The mediation meeting is the first step in conflict resolution. It is when you and your ex-partner meet with a trained mediator to discuss your differences and try to find a solution. Mediation meetings are often a more successful alternative to going to court. Mediation is a less expensive process, and it allows you to control the outcome of the dispute rather than leaving the decision to a judge or jury who may impose a solution that doesn’t fit everyone’s needs.
During the mediation meeting, each party is encouraged to describe their own perspective on the situation as well as what they would like to see happen as a result of the mediation session. The mediator will then ask each party to state their specific goals for the session and help them develop a plan of action for how they might reach those goals. The goal is for the parties to leave the mediation session with a settlement agreement.
Before the mediation meeting, each party should gather any documents they will want to share with the other party or the mediator. These can include financial statements, tax returns, and any other important information that will be helpful to the dispute resolution process. Some mediators will also send a form that the parties can fill in to help them organize their thoughts prior to the meeting. This can help them save time during the actual mediation session.
At the beginning of the mediation meeting, the mediator will typically introduce himself or herself and provide an overview of the mediation process. This is an opportunity for each party to express any concerns they might have about the mediation process or the mediator’s role in it. It is also a time for the mediator to identify any potential conflicts of interest.
After the introductions, the mediator will usually ask the person who initiated the dispute to explain in their own words what type of remedy they are seeking as a result of the dispute. Then the mediator will ask the respondent or management official to do the same.
Once each person has been given an opportunity to speak, the mediator will move between teams for a series of conversations, suggestions, proposals and counter-proposals aimed at building a resolution that satisfies both parties’ core interests. This process is sometimes referred to as shuttle diplomacy.

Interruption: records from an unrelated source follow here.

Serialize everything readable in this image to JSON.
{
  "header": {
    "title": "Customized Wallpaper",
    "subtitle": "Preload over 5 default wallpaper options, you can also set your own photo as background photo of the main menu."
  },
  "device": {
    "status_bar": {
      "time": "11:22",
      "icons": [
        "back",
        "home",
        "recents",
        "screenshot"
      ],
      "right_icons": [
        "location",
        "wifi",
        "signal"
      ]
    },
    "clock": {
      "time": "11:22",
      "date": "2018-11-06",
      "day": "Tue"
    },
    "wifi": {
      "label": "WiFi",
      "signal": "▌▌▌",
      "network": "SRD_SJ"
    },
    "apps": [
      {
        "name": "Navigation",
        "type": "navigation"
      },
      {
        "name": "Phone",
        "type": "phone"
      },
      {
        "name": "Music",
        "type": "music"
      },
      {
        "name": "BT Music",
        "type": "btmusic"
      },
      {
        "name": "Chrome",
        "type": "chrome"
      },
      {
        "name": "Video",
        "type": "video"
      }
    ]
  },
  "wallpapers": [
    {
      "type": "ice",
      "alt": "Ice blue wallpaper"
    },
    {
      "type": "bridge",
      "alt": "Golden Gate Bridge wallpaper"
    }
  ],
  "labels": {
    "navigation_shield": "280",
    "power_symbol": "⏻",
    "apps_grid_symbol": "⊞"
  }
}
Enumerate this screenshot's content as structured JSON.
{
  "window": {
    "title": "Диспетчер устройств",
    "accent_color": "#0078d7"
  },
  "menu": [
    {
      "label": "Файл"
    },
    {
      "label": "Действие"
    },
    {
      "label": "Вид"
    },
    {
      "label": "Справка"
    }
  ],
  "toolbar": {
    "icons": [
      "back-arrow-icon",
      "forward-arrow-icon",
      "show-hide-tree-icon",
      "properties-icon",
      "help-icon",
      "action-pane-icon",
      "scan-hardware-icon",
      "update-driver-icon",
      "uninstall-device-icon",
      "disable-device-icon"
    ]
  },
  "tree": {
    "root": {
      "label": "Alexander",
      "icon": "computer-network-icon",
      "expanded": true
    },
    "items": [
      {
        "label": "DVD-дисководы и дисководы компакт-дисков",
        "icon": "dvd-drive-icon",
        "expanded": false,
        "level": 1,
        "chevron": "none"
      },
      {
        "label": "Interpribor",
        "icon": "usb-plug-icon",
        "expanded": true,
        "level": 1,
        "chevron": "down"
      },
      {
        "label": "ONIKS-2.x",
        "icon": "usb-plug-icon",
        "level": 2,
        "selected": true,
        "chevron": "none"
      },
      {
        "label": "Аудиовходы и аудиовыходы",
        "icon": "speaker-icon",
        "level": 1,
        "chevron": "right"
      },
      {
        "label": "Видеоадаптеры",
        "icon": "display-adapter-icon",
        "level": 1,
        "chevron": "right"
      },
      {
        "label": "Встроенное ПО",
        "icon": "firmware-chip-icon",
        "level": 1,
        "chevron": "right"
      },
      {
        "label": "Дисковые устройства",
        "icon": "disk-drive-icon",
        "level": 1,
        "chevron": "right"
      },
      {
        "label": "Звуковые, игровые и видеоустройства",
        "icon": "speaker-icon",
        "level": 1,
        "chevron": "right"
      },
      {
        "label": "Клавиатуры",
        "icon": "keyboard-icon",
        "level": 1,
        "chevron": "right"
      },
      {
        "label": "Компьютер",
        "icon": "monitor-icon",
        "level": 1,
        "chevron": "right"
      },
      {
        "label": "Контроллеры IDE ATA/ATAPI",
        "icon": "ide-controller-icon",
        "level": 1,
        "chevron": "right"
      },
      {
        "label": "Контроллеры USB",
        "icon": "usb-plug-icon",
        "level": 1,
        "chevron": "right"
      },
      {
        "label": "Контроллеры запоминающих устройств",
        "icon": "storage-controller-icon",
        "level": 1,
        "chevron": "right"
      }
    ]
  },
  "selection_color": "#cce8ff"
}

It is not uncommon for a mediation to take more than one session. This is because the process can be emotionally charged and a lack of understanding of each other’s position can make it difficult to reach a compromise. It is important that both parties are honest and respectful in the mediation sessions. If not, it may be best for them to continue with legal proceedings rather than trying to resolve the dispute in a mediation setting. In addition, if the parties decide to settle, the agreement should be written up in a formal mediation settlement agreement. This document can be a valuable tool in the event of a future legal dispute between the parties.